What the task requires:
For the word "ipbulgaria", find each line in the entries where it occurs and copy that line.

Segment Start: Given data

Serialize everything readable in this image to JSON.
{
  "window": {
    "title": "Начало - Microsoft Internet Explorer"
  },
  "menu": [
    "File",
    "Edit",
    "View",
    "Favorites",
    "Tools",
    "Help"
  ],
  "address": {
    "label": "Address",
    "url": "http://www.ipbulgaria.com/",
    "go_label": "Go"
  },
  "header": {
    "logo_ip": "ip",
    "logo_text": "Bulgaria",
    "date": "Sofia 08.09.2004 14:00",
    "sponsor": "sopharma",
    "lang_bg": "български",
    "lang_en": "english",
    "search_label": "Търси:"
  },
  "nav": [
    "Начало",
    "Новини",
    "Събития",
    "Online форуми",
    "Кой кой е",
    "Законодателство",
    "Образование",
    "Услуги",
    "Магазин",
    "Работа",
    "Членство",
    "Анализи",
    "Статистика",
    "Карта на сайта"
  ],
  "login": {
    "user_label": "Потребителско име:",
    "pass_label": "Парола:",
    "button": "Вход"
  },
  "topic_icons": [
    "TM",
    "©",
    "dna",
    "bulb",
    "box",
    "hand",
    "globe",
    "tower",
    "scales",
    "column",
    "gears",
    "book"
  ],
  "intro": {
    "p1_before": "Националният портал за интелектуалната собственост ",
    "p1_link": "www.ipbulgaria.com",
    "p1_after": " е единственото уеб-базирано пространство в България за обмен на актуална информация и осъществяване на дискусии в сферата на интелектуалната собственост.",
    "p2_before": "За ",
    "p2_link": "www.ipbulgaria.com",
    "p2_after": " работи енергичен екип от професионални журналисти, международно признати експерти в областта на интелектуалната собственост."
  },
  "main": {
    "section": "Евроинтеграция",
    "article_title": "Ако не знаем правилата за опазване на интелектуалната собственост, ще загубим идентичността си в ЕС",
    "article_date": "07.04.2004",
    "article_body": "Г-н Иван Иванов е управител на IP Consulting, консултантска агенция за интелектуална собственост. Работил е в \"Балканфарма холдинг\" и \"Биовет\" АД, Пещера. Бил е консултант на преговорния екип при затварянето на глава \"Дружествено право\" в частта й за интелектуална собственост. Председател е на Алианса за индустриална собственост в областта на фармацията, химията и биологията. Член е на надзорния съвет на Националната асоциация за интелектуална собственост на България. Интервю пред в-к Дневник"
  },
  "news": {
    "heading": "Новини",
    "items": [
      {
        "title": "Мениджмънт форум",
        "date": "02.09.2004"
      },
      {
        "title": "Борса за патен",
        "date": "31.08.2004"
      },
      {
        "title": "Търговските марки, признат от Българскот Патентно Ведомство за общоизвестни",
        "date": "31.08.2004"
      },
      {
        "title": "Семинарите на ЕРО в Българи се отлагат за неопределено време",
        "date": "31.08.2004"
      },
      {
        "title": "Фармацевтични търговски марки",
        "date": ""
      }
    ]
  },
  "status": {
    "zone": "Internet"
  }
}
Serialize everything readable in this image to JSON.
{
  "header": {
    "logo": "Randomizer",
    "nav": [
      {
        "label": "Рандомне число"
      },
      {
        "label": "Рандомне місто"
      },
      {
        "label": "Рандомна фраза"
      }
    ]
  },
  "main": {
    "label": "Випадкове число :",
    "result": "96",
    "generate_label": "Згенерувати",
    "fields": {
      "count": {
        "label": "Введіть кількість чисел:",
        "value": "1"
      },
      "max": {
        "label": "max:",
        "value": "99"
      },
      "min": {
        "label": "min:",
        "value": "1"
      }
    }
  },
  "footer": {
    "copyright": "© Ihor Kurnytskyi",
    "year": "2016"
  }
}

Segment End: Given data

Solution to the exercise:
    "url": "http://www.ipbulgaria.com/",
    "p1_link": "www.ipbulgaria.com",
    "p2_link": "www.ipbulgaria.com",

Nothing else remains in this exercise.